[Source material — start]
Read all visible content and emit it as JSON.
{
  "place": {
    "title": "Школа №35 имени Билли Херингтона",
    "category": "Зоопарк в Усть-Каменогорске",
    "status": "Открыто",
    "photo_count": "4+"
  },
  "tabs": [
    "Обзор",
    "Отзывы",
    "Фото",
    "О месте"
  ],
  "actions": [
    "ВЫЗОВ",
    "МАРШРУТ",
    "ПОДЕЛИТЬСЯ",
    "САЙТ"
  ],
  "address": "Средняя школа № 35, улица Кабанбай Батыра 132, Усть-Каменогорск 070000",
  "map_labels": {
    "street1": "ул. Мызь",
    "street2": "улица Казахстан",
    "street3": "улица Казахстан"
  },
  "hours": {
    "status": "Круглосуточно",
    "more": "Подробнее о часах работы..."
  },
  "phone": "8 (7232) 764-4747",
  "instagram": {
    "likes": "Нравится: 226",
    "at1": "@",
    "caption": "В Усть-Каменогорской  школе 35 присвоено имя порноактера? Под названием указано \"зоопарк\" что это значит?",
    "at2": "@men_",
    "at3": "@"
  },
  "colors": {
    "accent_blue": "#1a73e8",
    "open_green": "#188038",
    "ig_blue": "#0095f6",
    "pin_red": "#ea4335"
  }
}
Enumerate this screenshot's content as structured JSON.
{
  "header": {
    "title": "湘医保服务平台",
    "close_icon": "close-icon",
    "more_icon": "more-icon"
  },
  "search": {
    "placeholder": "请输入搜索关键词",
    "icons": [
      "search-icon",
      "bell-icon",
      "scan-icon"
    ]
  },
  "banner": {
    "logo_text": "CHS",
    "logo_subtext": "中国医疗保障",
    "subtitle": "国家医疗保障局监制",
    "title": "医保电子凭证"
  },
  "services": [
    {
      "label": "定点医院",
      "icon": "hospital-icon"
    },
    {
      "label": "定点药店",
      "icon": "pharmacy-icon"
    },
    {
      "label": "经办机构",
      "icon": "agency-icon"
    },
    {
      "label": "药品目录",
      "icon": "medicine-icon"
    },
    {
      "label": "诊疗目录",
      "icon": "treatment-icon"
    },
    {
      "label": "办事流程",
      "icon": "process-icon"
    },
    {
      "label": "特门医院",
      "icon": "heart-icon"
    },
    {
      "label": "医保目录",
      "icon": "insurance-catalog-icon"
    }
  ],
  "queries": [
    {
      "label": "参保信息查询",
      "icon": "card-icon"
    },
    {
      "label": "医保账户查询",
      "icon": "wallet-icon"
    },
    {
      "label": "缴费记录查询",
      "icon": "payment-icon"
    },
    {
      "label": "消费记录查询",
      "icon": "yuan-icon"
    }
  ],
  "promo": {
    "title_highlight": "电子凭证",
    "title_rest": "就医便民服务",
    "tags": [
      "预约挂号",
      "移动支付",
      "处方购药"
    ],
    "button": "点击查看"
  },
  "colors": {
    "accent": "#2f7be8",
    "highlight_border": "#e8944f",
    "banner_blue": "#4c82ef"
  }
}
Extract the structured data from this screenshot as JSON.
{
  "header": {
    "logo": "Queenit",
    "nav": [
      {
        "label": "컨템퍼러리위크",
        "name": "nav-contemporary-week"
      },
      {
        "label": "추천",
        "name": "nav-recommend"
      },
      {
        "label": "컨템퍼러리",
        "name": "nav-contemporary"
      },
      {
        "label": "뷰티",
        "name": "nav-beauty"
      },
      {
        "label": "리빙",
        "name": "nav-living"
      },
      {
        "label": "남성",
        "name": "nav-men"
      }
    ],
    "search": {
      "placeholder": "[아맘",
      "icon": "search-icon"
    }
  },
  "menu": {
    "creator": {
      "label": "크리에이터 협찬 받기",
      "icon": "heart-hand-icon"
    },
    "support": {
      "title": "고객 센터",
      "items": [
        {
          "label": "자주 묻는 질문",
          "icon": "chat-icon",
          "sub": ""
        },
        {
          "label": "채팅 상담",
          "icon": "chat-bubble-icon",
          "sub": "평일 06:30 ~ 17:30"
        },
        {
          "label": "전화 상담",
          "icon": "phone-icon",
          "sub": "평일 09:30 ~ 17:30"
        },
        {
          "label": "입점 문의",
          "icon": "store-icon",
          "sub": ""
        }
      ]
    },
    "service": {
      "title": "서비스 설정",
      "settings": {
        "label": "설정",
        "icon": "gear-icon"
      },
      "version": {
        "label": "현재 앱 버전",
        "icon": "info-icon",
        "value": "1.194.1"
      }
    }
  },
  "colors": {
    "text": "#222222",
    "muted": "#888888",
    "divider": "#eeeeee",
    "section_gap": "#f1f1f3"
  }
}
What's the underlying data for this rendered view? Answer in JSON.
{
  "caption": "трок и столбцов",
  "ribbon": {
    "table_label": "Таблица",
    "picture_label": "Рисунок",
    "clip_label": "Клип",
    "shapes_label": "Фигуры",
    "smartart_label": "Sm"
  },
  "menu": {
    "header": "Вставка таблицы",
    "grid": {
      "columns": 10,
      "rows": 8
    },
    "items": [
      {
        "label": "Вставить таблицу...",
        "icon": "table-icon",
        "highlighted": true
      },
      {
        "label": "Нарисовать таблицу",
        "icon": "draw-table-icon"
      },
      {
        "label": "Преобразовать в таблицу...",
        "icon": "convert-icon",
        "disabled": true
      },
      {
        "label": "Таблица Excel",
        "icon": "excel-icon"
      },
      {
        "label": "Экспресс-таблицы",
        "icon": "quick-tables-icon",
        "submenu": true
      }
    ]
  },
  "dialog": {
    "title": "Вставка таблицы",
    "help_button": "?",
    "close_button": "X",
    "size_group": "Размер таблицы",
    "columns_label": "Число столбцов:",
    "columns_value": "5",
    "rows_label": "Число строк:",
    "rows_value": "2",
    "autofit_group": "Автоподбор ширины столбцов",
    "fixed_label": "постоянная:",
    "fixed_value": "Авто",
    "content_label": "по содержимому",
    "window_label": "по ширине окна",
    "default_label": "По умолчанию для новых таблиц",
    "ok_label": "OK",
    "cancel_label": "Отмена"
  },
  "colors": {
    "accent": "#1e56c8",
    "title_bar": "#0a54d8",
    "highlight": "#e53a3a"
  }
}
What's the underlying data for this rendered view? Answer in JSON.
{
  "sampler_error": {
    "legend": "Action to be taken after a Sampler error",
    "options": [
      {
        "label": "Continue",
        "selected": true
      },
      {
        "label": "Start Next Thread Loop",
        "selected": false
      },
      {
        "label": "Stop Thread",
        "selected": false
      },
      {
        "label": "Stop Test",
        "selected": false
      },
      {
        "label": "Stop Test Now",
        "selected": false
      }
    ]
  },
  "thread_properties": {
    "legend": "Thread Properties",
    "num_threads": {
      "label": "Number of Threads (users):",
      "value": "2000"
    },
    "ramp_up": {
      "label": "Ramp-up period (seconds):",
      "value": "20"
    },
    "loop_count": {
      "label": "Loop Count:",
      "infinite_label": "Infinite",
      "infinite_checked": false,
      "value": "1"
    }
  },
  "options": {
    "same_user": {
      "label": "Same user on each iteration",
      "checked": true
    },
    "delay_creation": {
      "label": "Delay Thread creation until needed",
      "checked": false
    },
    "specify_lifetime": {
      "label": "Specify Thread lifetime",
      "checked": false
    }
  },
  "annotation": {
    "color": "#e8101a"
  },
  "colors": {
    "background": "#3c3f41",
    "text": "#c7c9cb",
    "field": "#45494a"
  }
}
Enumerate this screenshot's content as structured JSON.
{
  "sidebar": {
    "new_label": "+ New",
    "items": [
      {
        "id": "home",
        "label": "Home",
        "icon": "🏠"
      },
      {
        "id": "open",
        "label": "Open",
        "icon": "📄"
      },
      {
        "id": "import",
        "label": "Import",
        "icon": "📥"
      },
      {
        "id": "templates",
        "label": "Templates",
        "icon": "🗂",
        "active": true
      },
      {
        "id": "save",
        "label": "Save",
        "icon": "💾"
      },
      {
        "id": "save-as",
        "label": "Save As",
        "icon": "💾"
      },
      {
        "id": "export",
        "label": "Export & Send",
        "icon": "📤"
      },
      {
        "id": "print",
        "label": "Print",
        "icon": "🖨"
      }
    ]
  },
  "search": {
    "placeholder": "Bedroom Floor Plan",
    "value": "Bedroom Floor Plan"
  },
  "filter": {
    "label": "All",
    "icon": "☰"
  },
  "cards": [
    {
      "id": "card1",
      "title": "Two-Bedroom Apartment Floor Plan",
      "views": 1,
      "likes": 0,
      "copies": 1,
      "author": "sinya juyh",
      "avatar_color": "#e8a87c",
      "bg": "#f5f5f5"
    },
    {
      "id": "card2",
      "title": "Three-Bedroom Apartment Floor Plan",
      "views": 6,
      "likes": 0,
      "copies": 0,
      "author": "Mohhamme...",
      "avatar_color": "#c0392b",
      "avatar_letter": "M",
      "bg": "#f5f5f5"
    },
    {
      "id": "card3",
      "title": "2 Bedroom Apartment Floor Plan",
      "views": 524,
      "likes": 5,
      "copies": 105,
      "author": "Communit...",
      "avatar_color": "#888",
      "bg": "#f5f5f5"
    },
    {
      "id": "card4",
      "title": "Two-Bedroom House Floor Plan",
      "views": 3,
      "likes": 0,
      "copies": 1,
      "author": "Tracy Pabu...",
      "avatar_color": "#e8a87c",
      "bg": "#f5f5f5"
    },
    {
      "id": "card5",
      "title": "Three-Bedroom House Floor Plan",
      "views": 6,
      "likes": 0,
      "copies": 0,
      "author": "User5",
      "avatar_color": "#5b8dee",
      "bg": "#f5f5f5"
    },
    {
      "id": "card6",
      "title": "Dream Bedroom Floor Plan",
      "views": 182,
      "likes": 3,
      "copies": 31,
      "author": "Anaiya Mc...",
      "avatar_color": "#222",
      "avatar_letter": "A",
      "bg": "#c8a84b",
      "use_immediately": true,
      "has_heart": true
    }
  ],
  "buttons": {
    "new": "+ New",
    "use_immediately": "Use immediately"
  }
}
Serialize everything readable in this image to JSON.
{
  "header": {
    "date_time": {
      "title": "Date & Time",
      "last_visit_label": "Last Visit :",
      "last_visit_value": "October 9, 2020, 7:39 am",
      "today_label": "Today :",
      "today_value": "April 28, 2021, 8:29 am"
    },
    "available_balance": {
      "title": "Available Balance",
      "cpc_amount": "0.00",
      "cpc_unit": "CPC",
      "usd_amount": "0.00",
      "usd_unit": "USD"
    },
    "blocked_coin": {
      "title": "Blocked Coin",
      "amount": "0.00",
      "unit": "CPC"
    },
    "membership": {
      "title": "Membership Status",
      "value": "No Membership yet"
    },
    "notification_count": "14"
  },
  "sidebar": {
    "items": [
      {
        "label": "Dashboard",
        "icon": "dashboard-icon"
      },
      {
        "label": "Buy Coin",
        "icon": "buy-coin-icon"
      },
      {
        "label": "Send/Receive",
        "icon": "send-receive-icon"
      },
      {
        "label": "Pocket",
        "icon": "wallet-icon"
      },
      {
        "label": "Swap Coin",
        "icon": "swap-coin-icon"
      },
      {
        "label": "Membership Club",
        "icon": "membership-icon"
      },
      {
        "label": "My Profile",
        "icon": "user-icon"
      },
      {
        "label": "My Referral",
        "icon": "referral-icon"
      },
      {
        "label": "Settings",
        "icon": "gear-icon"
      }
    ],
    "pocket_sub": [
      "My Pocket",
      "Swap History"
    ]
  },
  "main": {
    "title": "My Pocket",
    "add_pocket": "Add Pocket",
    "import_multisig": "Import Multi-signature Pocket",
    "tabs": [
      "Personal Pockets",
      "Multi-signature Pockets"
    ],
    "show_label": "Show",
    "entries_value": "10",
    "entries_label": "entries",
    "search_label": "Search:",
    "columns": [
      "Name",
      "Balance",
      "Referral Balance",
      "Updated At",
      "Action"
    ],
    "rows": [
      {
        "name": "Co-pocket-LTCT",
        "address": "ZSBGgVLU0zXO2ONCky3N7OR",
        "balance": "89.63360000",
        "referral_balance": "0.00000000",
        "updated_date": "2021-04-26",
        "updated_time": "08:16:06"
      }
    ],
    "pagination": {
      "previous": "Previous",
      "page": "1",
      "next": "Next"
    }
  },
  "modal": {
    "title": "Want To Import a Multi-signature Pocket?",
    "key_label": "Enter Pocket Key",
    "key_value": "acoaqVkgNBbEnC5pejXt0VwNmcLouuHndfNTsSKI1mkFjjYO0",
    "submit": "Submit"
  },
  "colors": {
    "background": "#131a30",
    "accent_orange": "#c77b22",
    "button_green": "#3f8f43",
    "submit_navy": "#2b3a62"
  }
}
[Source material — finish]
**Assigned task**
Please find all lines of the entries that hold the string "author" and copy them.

**Expected output**
      "author": "sinya juyh",
      "author": "Mohhamme...",
      "author": "Communit...",
      "author": "Tracy Pabu...",
      "author": "User5",
      "author": "Anaiya Mc...",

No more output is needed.